I am going this evening to see my favorite sci-fi movie at my favorite movie theater with my favorite movie buddy.
I’ll update this later . . .
Blade Runner Update October 10, 2007 10:42pm:
First the good news: The movie looks fantastic. As ahead of their time as the retro-future effects were back in 1982, they still look great today: They pop off the screen (and the Ziegfeld is a pretty big screen). The color is wonderful, the perception of depth, the visceral sense of living in an over-polluted, never stops raining dystopian Los Angeles works even better than before.
Whatever digital work that was done on the film print is just marvelous. Even the opening green tree logo that scans line by line looks fantastic. All in all, the technical work was tremendous.
The Sound is also worth noting: Its crystal clear; the sound effects and the darkly gorgeous Vangelis soundtrack are wonderful — beautiful, brilliantly rendered, dramatically enhancing the film. It also sounded as if additional Vangelis music was added here and there (short clips/segues). I have owned the hauntingly beautiful soundtrack for years, and its simply a must have.
Now for the not so good news:
I first saw the movie while working in the campus cinema at Stony Brook as an undergrad; must have seen it 5 or 6 times the first weekend (showtimes: 7, 9:30 and 12) then another a few more times at a campus Sci-Fi festival. The version I fell in love with had the hard boiled film noir Harrison Ford voice over — and its not in the Final Cut.
As much as purists claim the film is better off without it, I have to disagree. First, it fills in some details that the complex narrative was otherwise missing. If you do not know the book, there is a complexity to the future world that the movie alludes to, but does not cleanly explain. Second, it creates a void — there are long moments where the voice over is simply not there — and needs to be. Lastly, it humanizes the main character, as he his struggles with himself as a Blade Runner.

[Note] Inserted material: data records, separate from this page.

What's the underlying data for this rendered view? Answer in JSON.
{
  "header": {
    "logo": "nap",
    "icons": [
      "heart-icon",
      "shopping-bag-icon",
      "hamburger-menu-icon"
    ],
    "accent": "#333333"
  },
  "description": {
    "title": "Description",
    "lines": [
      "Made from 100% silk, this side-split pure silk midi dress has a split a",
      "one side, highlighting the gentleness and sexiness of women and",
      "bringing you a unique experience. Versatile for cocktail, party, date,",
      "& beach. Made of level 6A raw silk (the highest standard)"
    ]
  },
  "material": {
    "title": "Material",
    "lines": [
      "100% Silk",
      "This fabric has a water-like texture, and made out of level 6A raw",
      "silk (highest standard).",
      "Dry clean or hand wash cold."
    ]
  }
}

As to the ending . . . Not much of a spoiler alert, as this has been written about plenty — but if you don’t want to know, stop reading here.
Is Deckard a replicant?
Director Ridley Scott has always argued he was. The Unicorn scene, plus the origami at the end certainly implies as much.
I could give you dozens of arguments why Deckard isn’t a replicant — he gets the shit beat out of him constantly, the other replicants would recognize him as one, he quit his job, he’s a drunk . . .
Rather than go down that road, its simply easier to say that Phillip K. Dick, author of Do Androids Dream of Electric Sheep?, wrote him as a human. In the book, Deckard takes and passes the Voigt-Kampff test.
Between Ridley Scott, a director whose work looks beautiful, but has trouble telling a great story, and Dick, who was all about creating wildly compelling narratives, I have to go with PKD.
And as my friend Ralph argues so eloquently in the comments, the movie loses much of its appeal once the main character is no longer a person seeking redemption, trying to find his humanity. Instead, it becomes a story about the interaction of biorobotic devices.
Yesterday, Traders embraced the release of the FOMC minutes. Indices were flat up until just before the 2:00pm release, and then took off, with the Dow gaining near 1%.
The thinking behind the Fed action was clearly revealed in that release. The emphasis was on the subsequent impact of credit on the entire system. The WSJ reported:
"Federal Reserve officials worried that credit-market
turmoil could reinforce slower growth at a time of "particularly high
uncertainty," leading to their half-point interest-rate cut last month,
minutes from the meeting show.
Without a cut, there was concern that "tightening
credit conditions and an intensifying housing correction would lead to
significant broader weakness in output and employment," the
rate-setting Federal Open Market Committee said. The minutes, released
yesterday, also showed members worried that market turmoil "might
persist for some time or possibly worsen."
They offered no clues about
the direction or timing of the Fed’s next move."
That last sentence is quite intriguing. Understanding whether or not a rate cut is forthcoming impacts yields, stocks prices, etc.
Given the significance of the Fed’s action, one would suppose that the markets which trade the Fed Futures would be, if not prescient, than at least telling about their future price action. One of the more fascinating aspects about this, however, has been the way the Fed Fund Futures have functioned over this time. They have been wildly wrong, forecasting an imminent rate cut since January 2006. I thought it might be instructive to look at why this maybe so, and what it might mean . . .